→ WHAT IS NEEDED
A faithful copy of all the data below, please; leave no line out.

☆ ☆ ☆

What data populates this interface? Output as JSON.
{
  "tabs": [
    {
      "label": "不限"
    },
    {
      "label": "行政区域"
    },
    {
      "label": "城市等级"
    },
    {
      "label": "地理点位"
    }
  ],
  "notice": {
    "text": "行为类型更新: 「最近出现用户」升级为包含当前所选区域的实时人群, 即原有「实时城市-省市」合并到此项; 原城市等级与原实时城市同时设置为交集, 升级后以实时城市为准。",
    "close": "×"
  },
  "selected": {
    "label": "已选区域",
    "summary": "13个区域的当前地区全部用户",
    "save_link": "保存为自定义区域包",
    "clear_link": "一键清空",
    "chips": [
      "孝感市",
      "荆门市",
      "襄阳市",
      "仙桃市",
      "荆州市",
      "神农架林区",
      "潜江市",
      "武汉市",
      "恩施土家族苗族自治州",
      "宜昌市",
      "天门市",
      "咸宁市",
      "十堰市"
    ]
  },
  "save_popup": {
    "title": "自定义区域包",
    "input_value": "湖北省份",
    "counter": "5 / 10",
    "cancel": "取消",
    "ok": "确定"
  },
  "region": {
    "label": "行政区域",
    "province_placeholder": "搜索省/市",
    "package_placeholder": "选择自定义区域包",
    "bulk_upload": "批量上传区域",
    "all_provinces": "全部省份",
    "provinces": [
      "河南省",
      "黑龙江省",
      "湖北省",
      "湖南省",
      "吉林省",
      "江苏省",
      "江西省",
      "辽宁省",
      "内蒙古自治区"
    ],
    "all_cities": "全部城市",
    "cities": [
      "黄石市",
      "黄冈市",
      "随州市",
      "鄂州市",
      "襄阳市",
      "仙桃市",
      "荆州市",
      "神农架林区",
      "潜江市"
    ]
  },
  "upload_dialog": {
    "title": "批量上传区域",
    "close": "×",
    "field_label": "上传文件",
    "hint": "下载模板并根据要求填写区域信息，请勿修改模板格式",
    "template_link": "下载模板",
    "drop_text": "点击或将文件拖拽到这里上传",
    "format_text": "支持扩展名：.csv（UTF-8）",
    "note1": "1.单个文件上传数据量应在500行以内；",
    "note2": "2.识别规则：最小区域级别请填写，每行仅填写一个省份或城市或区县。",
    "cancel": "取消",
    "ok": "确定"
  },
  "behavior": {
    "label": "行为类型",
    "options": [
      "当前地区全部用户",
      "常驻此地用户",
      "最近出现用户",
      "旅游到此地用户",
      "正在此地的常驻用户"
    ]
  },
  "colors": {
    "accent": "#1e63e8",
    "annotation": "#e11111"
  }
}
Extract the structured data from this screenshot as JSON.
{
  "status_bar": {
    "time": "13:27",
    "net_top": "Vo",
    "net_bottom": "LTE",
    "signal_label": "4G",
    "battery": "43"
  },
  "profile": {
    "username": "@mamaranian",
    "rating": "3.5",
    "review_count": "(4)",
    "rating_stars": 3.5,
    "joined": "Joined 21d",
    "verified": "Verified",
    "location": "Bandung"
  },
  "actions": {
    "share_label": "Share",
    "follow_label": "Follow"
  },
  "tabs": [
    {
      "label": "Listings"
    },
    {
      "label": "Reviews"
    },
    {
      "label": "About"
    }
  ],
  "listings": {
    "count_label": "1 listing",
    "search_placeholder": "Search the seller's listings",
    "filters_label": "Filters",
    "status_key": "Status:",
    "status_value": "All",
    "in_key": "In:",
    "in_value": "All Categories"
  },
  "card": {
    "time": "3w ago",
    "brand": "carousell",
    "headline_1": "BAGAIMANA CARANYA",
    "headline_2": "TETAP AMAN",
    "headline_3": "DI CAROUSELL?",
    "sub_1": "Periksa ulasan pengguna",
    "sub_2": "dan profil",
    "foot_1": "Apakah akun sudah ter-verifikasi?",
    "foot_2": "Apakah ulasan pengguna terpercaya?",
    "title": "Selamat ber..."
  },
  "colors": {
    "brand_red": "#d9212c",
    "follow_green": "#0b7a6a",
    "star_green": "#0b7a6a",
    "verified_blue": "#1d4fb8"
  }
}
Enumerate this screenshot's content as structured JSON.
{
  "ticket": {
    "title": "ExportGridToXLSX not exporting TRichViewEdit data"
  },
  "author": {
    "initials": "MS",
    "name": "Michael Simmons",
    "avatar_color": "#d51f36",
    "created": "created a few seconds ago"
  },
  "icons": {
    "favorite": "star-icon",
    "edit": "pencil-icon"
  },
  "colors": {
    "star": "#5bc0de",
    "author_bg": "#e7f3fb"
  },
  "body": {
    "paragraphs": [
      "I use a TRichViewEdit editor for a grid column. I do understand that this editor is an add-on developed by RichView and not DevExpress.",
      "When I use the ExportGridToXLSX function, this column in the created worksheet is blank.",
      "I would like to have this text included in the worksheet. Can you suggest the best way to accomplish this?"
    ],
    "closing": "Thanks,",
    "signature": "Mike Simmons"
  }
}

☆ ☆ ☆

→ OUTPUT FOR THIS EXERCISE
What data populates this interface? Output as JSON.
{
  "tabs": [
    {
      "label": "不限"
    },
    {
      "label": "行政区域"
    },
    {
      "label": "城市等级"
    },
    {
      "label": "地理点位"
    }
  ],
  "notice": {
    "text": "行为类型更新: 「最近出现用户」升级为包含当前所选区域的实时人群, 即原有「实时城市-省市」合并到此项; 原城市等级与原实时城市同时设置为交集, 升级后以实时城市为准。",
    "close": "×"
  },
  "selected": {
    "label": "已选区域",
    "summary": "13个区域的当前地区全部用户",
    "save_link": "保存为自定义区域包",
    "clear_link": "一键清空",
    "chips": [
      "孝感市",
      "荆门市",
      "襄阳市",
      "仙桃市",
      "荆州市",
      "神农架林区",
      "潜江市",
      "武汉市",
      "恩施土家族苗族自治州",
      "宜昌市",
      "天门市",
      "咸宁市",
      "十堰市"
    ]
  },
  "save_popup": {
    "title": "自定义区域包",
    "input_value": "湖北省份",
    "counter": "5 / 10",
    "cancel": "取消",
    "ok": "确定"
  },
  "region": {
    "label": "行政区域",
    "province_placeholder": "搜索省/市",
    "package_placeholder": "选择自定义区域包",
    "bulk_upload": "批量上传区域",
    "all_provinces": "全部省份",
    "provinces": [
      "河南省",
      "黑龙江省",
      "湖北省",
      "湖南省",
      "吉林省",
      "江苏省",
      "江西省",
      "辽宁省",
      "内蒙古自治区"
    ],
    "all_cities": "全部城市",
    "cities": [
      "黄石市",
      "黄冈市",
      "随州市",
      "鄂州市",
      "襄阳市",
      "仙桃市",
      "荆州市",
      "神农架林区",
      "潜江市"
    ]
  },
  "upload_dialog": {
    "title": "批量上传区域",
    "close": "×",
    "field_label": "上传文件",
    "hint": "下载模板并根据要求填写区域信息，请勿修改模板格式",
    "template_link": "下载模板",
    "drop_text": "点击或将文件拖拽到这里上传",
    "format_text": "支持扩展名：.csv（UTF-8）",
    "note1": "1.单个文件上传数据量应在500行以内；",
    "note2": "2.识别规则：最小区域级别请填写，每行仅填写一个省份或城市或区县。",
    "cancel": "取消",
    "ok": "确定"
  },
  "behavior": {
    "label": "行为类型",
    "options": [
      "当前地区全部用户",
      "常驻此地用户",
      "最近出现用户",
      "旅游到此地用户",
      "正在此地的常驻用户"
    ]
  },
  "colors": {
    "accent": "#1e63e8",
    "annotation": "#e11111"
  }
}
Extract the structured data from this screenshot as JSON.
{
  "status_bar": {
    "time": "13:27",
    "net_top": "Vo",
    "net_bottom": "LTE",
    "signal_label": "4G",
    "battery": "43"
  },
  "profile": {
    "username": "@mamaranian",
    "rating": "3.5",
    "review_count": "(4)",
    "rating_stars": 3.5,
    "joined": "Joined 21d",
    "verified": "Verified",
    "location": "Bandung"
  },
  "actions": {
    "share_label": "Share",
    "follow_label": "Follow"
  },
  "tabs": [
    {
      "label": "Listings"
    },
    {
      "label": "Reviews"
    },
    {
      "label": "About"
    }
  ],
  "listings": {
    "count_label": "1 listing",
    "search_placeholder": "Search the seller's listings",
    "filters_label": "Filters",
    "status_key": "Status:",
    "status_value": "All",
    "in_key": "In:",
    "in_value": "All Categories"
  },
  "card": {
    "time": "3w ago",
    "brand": "carousell",
    "headline_1": "BAGAIMANA CARANYA",
    "headline_2": "TETAP AMAN",
    "headline_3": "DI CAROUSELL?",
    "sub_1": "Periksa ulasan pengguna",
    "sub_2": "dan profil",
    "foot_1": "Apakah akun sudah ter-verifikasi?",
    "foot_2": "Apakah ulasan pengguna terpercaya?",
    "title": "Selamat ber..."
  },
  "colors": {
    "brand_red": "#d9212c",
    "follow_green": "#0b7a6a",
    "star_green": "#0b7a6a",
    "verified_blue": "#1d4fb8"
  }
}
Enumerate this screenshot's content as structured JSON.
{
  "ticket": {
    "title": "ExportGridToXLSX not exporting TRichViewEdit data"
  },
  "author": {
    "initials": "MS",
    "name": "Michael Simmons",
    "avatar_color": "#d51f36",
    "created": "created a few seconds ago"
  },
  "icons": {
    "favorite": "star-icon",
    "edit": "pencil-icon"
  },
  "colors": {
    "star": "#5bc0de",
    "author_bg": "#e7f3fb"
  },
  "body": {
    "paragraphs": [
      "I use a TRichViewEdit editor for a grid column. I do understand that this editor is an add-on developed by RichView and not DevExpress.",
      "When I use the ExportGridToXLSX function, this column in the created worksheet is blank.",
      "I would like to have this text included in the worksheet. Can you suggest the best way to accomplish this?"
    ],
    "closing": "Thanks,",
    "signature": "Mike Simmons"
  }
}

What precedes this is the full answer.